**RECORDS TO USE**
>>
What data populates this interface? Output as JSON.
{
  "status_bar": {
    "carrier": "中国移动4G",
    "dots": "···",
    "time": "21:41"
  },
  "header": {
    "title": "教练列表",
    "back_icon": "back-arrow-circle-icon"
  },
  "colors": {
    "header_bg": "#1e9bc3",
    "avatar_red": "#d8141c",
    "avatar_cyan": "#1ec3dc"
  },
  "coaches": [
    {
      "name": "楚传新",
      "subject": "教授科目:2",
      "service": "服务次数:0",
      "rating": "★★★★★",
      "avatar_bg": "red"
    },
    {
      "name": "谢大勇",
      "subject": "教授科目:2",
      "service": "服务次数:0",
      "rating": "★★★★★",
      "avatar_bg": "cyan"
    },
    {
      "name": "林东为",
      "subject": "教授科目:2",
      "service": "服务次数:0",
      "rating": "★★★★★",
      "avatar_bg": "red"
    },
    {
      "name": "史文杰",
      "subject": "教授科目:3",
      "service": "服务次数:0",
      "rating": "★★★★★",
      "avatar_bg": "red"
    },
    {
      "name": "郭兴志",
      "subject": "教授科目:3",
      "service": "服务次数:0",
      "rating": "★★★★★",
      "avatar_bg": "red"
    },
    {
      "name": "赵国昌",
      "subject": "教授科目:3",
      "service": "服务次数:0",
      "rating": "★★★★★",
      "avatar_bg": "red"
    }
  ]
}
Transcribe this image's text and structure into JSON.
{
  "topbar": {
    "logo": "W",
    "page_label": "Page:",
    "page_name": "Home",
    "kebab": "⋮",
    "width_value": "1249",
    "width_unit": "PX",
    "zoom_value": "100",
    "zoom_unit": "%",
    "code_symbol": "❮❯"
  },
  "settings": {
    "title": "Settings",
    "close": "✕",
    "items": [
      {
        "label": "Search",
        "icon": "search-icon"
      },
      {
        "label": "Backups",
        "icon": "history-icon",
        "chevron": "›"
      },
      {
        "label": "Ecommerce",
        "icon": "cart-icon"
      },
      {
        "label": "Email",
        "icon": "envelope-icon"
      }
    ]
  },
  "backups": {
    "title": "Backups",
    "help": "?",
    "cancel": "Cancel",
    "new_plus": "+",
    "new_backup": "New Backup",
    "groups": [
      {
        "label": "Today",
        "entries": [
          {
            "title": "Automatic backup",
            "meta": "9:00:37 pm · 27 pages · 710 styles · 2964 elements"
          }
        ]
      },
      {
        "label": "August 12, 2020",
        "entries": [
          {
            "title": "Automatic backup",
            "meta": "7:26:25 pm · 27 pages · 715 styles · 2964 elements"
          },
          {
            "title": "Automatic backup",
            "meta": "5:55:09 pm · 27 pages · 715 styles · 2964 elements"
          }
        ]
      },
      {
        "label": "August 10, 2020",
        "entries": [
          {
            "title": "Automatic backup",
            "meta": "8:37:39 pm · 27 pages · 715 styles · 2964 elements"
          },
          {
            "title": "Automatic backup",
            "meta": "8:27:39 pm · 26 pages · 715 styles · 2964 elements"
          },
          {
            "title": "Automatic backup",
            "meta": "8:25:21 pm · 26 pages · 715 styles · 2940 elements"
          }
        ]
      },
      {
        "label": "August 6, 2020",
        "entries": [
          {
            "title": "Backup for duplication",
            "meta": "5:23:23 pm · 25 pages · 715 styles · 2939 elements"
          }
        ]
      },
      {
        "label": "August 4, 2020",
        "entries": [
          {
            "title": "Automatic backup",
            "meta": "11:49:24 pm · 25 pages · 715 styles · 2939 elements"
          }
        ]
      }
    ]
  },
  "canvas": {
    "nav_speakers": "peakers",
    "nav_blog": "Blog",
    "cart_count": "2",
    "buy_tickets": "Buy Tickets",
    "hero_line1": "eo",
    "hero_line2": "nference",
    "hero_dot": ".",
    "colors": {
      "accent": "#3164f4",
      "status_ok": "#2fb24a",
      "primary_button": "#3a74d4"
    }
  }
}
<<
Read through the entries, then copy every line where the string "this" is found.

**RESPONSE TO THE EXERCISE**
What data populates this interface? Output as JSON.
Transcribe this image's text and structure into JSON.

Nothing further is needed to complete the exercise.